“They were like, even if we got the call that she got a liver, it wouldn’t be fair to put her through that surgery because she wouldn’t make it through the surgery,” she said. “They tried to get her stable enough to be able to have the surgery, and they got her to that point where she was stable. And then within two days after that, we got another call. We got the call that they found a liver.”
“We’re so lucky that Los Angeles was where we were visiting because, you know, they’re one of the number-one children’s transplant hospitals in the country,” Grace said.
“I remember just sitting there with her and playing songs for her and sitting by her bed and just being like, whatever happens is okay,” she said. “Obviously, I was trying to remind myself, but I had to get to that point where I was, like, I don’t get to choose what happens. But I have to be okay with whatever happens.”
Dark past, bright future
Lennon was born with a rare genetic disorder that caused skin spots, and benign tumors all over her body, including her brain and heart, Grace said.
“She showed no symptoms until she was eight months old and she just out of the blue one day, woke up and started having seizures, like, all day every day,” she said.
Doctors treated her and she got back to 100% normal, until Lennon was 11 months old and one morning, she threw up, her mom said.
“By the end of the day, she was just so lethargic and didn’t want to eat. Didn’t wanna, wouldn’t wake up,” Grace said. “We took her to the ER and by the end of the day, she was on life support and dialysis, and within 24 hours, they were sitting us down, telling us that they were putting her on the transplant list, that we needed to agree that was something we were okay with that.
“We had to sign all these papers that, like, we would take on this responsibility if she got a transplant,” she said.

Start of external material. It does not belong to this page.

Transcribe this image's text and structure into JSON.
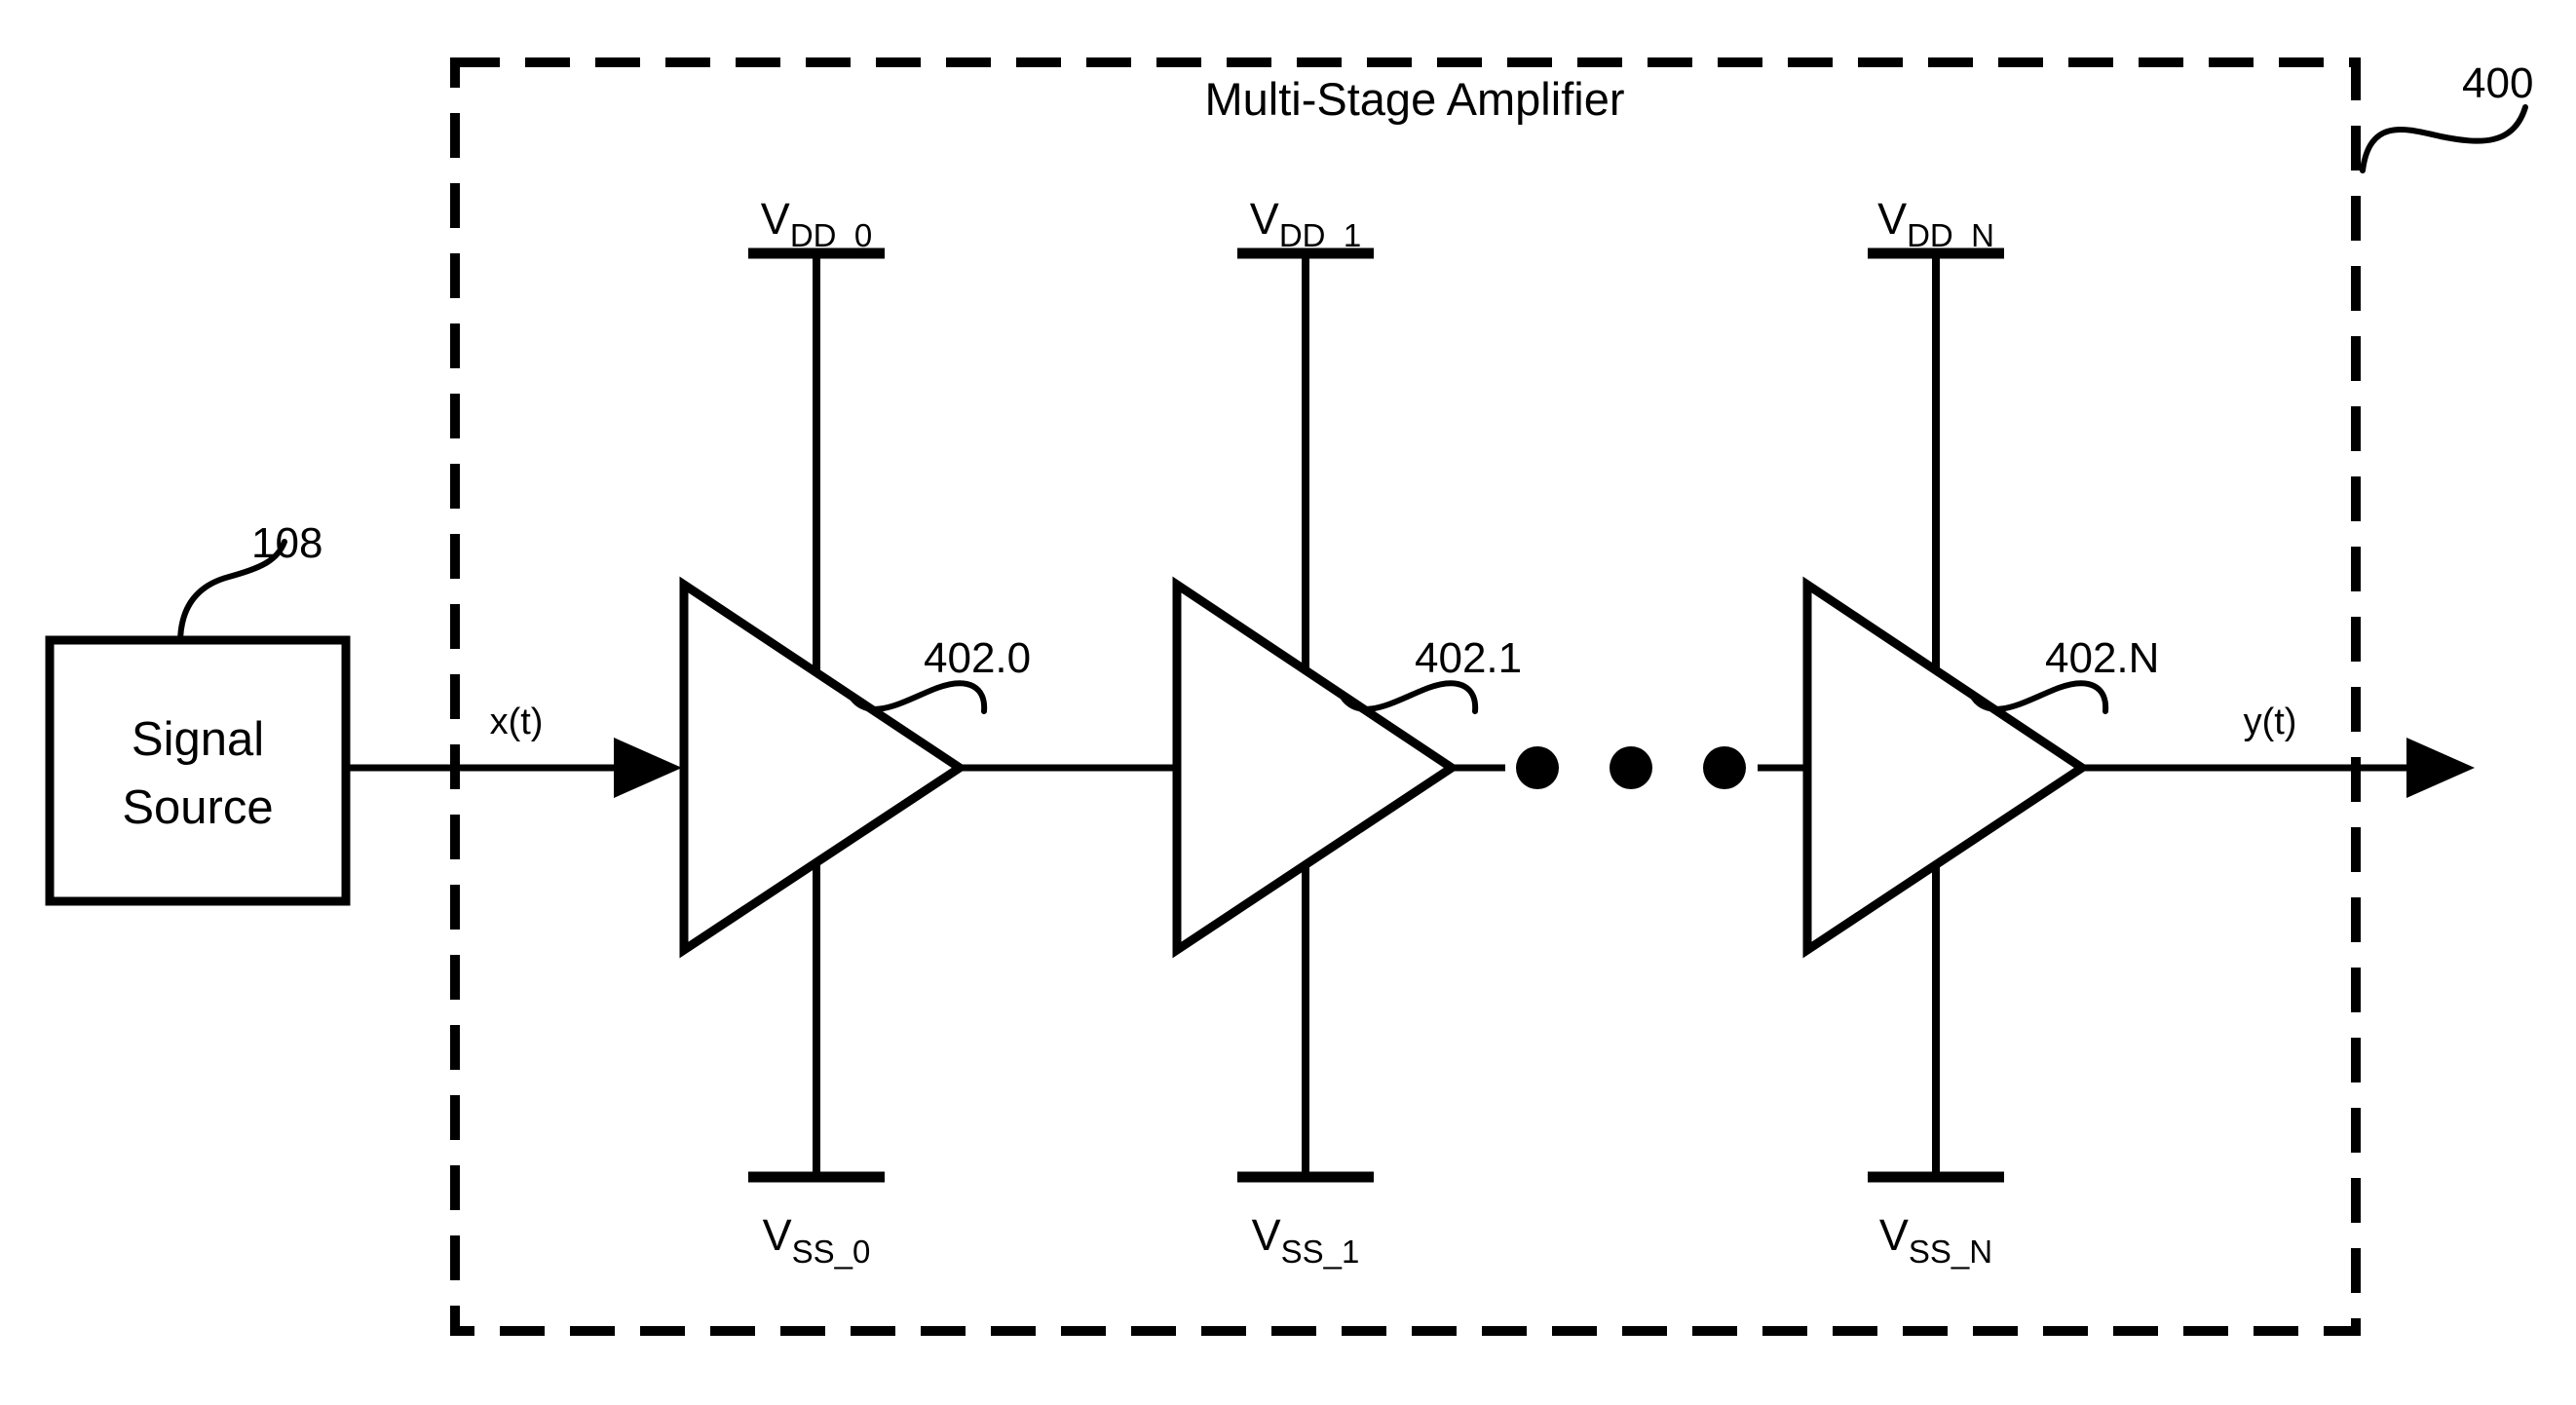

Those six days before the transplant felt like an eternity.
“It feels like that those six days in my life was an entire year. Like when I tell the story, it just doesn’t feel real because it feels like that lasted an entire year,” she said, noting they ended up in the hospital for about 200 days in 2020, Grace said.
Because of Covid restrictions, Lennon couldn’t have family visitors in the hospital between February and November.

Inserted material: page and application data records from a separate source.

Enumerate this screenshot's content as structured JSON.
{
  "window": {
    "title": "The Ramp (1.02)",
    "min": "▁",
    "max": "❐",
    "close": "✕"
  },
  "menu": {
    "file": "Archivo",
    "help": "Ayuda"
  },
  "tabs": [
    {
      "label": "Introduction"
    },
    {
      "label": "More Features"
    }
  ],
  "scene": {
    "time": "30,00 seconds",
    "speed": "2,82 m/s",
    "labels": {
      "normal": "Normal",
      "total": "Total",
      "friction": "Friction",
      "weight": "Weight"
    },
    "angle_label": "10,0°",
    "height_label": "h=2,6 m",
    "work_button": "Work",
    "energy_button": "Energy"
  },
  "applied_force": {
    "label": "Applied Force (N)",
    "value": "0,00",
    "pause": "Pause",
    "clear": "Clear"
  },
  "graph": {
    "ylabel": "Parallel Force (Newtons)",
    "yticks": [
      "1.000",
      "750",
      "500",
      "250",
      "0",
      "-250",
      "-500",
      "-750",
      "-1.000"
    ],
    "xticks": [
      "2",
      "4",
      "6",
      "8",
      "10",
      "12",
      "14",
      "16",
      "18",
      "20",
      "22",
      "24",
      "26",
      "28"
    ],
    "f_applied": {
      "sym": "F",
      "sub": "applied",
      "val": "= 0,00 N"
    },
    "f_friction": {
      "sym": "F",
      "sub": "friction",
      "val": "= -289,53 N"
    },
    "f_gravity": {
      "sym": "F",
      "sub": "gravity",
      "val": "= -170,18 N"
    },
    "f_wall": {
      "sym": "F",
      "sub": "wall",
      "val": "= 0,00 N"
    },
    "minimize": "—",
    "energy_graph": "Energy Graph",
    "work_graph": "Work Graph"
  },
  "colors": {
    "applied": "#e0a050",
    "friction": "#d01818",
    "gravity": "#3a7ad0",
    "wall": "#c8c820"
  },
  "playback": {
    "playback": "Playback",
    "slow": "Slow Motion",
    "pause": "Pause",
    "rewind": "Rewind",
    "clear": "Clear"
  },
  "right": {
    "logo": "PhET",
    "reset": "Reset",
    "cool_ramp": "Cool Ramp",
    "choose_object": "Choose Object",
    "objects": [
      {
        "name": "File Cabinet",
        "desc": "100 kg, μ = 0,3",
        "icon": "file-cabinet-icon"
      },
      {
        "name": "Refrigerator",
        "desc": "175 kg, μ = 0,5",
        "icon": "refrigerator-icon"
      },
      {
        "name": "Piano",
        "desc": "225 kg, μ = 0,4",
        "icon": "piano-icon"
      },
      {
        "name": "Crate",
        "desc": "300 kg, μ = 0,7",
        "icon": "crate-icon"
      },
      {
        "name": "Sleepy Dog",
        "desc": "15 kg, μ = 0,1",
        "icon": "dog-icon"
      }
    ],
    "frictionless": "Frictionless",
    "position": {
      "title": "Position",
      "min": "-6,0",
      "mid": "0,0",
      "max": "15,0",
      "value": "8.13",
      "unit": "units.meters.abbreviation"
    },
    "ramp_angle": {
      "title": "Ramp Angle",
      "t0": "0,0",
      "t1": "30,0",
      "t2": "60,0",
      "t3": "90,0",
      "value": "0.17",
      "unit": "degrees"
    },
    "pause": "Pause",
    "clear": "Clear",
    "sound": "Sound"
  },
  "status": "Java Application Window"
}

Grace is so grateful for her “Idol” outlet.
“I’m really honored that I get to tell that story in a such a large setting,” she said of TV. “But honestly, the biggest thing is that I just wasn’t able to play anymore — I wasn’t able to perform and live performance, that is my focus.
“That is what I do and want to do. So between that and then also having Lennon and going through that medical journey with her, I think it also just boosted my confidence, like through the roof,” she said.
“I’ve always been a very confident person, but there’s something about hearing that your kid is going to die, that makes nothing else in the world seem scary,” Grace said. “Lennon literally has a smile on her face every single day. And every day when I wake up like you know, you wake up and you’re like, I’m a little pissed about something.
“This kid literally came back from death multiple times and she smiled every day like there’s nothing to complain about.” Grace has health insurance that has covered Lennon’s bills (including extra children’s insurance through the state of California), but has had lots of help from family and friends.
“There’s no way I could have made it through the whole thing without all of our friends and family, like offering help,” she said. “I was constantly in this state of, like, feeling awful. So, you know, so many times when my mom and our friends would be like, I’m gonna send you a meal, and I’d be like, that’s great, because I don’t think I’ve eaten in a day and a half.”
Grace is among over 40 contestants (of the original 113 who auditioned) to make to the next round of “American Idol,” which airs Sunday and Monday at 7 p.m. on ABC. You can see some of her “Idol” performances HERE and HERE.
She is next scheduled to play live at a music festival Aug. 20-22 in Chillicothe, Ill. (90 miles southeast of Moline).
To hear more of her music, visit https://altheagraceband.com/.